Imagine a typical elearning screen. The learner reads through the copy. They make the logical leap between the content and the image. But what now? There’s nothing more to do on this screen. What could they possibly do?
Oh, of course. Select the forward arrow to continue. Thank goodness for instruction text! Who knows what the learner would have done without it.
I joke, but there’s many a true word spoken in jest. Instruction text, a common feature of workplace training for many years, is just one example of a larger issue: learners aren’t credited with the intelligence, intuition and common sense they possess.
Learners are from Mars, Learning Designers are from Venus?
People criticise elearning as a format that alienates learners from the stuff they actually need to learn. There is some truth to this, but in my experience no one has tried to challenge this idea. Instead, the industry has just accepted it, and focused on trying to cover over it with pretty graphics and complex interaction.
But what if elearning isn’t inherently alienating? What if we just haven’t challenged that idea in the right way yet? Maybe it’s not the format that makes it unrelatable. Maybe it’s patronising instruction text and hard-to-read content that puts people off.
We don’t have to be scared that learners won’t know something. If we understand something well, we can assume a level of understanding in them, too. No need to hold their hand, or define things to the nth degree. If a modern learner doesn’t know something right away, they’ll probably just Google it.

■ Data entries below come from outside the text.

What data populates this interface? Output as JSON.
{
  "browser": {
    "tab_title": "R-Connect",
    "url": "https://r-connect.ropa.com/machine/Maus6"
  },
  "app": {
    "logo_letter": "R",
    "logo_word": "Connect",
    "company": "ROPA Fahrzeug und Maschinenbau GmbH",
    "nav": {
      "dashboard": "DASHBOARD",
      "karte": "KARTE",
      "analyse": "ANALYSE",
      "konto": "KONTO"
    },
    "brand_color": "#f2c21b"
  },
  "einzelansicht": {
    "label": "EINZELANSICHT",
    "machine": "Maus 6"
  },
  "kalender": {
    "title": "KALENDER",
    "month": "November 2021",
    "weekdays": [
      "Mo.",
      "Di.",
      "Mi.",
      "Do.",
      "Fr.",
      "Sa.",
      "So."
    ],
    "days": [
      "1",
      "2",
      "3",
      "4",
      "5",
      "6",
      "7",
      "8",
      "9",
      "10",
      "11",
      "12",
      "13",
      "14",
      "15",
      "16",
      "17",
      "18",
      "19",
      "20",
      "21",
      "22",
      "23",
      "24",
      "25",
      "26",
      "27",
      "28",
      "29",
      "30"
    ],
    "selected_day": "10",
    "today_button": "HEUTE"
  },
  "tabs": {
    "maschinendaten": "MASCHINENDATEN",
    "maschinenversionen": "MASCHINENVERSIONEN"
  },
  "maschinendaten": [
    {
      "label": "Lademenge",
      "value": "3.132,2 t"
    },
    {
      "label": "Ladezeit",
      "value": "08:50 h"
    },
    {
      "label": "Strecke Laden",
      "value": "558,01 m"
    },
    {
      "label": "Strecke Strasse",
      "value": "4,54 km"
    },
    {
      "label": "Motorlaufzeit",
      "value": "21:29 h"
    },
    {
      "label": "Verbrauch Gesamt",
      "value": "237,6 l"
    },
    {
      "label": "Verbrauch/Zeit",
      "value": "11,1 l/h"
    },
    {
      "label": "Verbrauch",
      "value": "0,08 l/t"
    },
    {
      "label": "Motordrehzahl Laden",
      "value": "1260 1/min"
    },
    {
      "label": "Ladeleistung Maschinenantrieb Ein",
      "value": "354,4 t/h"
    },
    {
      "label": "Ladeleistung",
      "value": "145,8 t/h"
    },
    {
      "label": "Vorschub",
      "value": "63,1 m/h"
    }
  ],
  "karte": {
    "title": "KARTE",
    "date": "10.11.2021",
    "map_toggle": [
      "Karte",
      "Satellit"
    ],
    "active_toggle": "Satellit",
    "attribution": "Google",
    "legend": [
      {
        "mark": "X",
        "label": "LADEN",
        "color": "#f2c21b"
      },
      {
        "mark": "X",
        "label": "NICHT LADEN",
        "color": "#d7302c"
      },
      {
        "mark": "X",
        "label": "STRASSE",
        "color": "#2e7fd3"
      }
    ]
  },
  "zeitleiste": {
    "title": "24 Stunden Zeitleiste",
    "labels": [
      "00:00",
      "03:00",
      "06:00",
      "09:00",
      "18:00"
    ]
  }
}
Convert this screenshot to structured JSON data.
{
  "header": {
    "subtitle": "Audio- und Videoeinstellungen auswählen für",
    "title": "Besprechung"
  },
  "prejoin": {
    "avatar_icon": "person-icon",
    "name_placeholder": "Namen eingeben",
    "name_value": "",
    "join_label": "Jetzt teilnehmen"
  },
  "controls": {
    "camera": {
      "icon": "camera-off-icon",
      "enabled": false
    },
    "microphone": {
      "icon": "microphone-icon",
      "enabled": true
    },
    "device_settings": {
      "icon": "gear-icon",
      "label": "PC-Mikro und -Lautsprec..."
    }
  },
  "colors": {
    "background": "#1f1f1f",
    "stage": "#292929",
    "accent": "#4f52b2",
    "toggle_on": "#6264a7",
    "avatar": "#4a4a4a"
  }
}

It’s easy for us to imagine learners in a simple way. To put them in categories and assume we know what’s best for them. But easy isn’t the same as right. So how can we make a stand and challenge this? How can we show learners that we see and value their intelligence?
Engage from the outset
At THRIVE, each of our microlearning modules begins with a short intro video. It hooks learners into the content, and introduces the subject at hand. Whether establishing the theme or presenting stats in an inventive way, we try to do something creative with these first 45 seconds.
It’s easy to try and put too much information in, risking a text-heavy animation or one that’s simply too long. THRIVE’s approach is simpler, but much more inventive. It’s more than just nice graphics. It’s that we don’t pander to our learners. We’d rather use that time to get them thinking.
Take our recently released module ‘Carbon and the Climate’. The intro video features no voice-over, and only at the very end does the on-screen text appear: “think there’s nothing you can do about climate change?” We present learners with an apocalyptic landscape, showing through visuals and sound how our everyday actions can have an impact on the environment.
We know that our learners are intelligent people who are aware of the World around them. So rather than telling them what they’re about to learn, we challenge them to engage in a way that means something to them.
We see the same old knowledge checks and end-of-module assessments time and time again. Sure, organisations need to track learners’ progress and where they might need to improve. But these interactions measure recall and not much else. They don’t actually reflect what someone has learned.
But it’s not hard to turn a regular set of recall questions into an engaging activity that really gets our learners thinking. Assume intelligence, add a bit of creativity, and things get more interesting pretty quickly.
Here’s a common THRIVE technique: let them have a go at the questions before they’ve learned any content. It’s not exactly a new idea, but modules often shy away from it, for fear that the poor learners will be confused. But they’re clever people just like you.
Put the questions inside familiar workplace scenarios, and this activity goes from impossible task to compelling challenge. Learners find out the content after the question, regardless of their answer, but they’re now actively engaged with the module.
At THRIVE, we call this effortful learning. We identify exactly what the learner needs to know and give them the tools to work it out for themselves, rather than just passively telling them so they can recall it later.
Research has shown that this active approach can also aid the comprehension and memory that traditional questions look for anyway.
To sum up
In my last blog, I mentioned that our approach to off-the-shelf lets us put the learner’s needs first. But that doesn’t mean spoon-feeding them information or holding their hand through interactions they come across every day.
The trends might be saying that Artificial Intelligence is the next big thing in elearning. It can generate content faster, improve accessibility, even translate in real time. But when it comes to truly engaging people, let’s realise the power of learners’ intelligence first.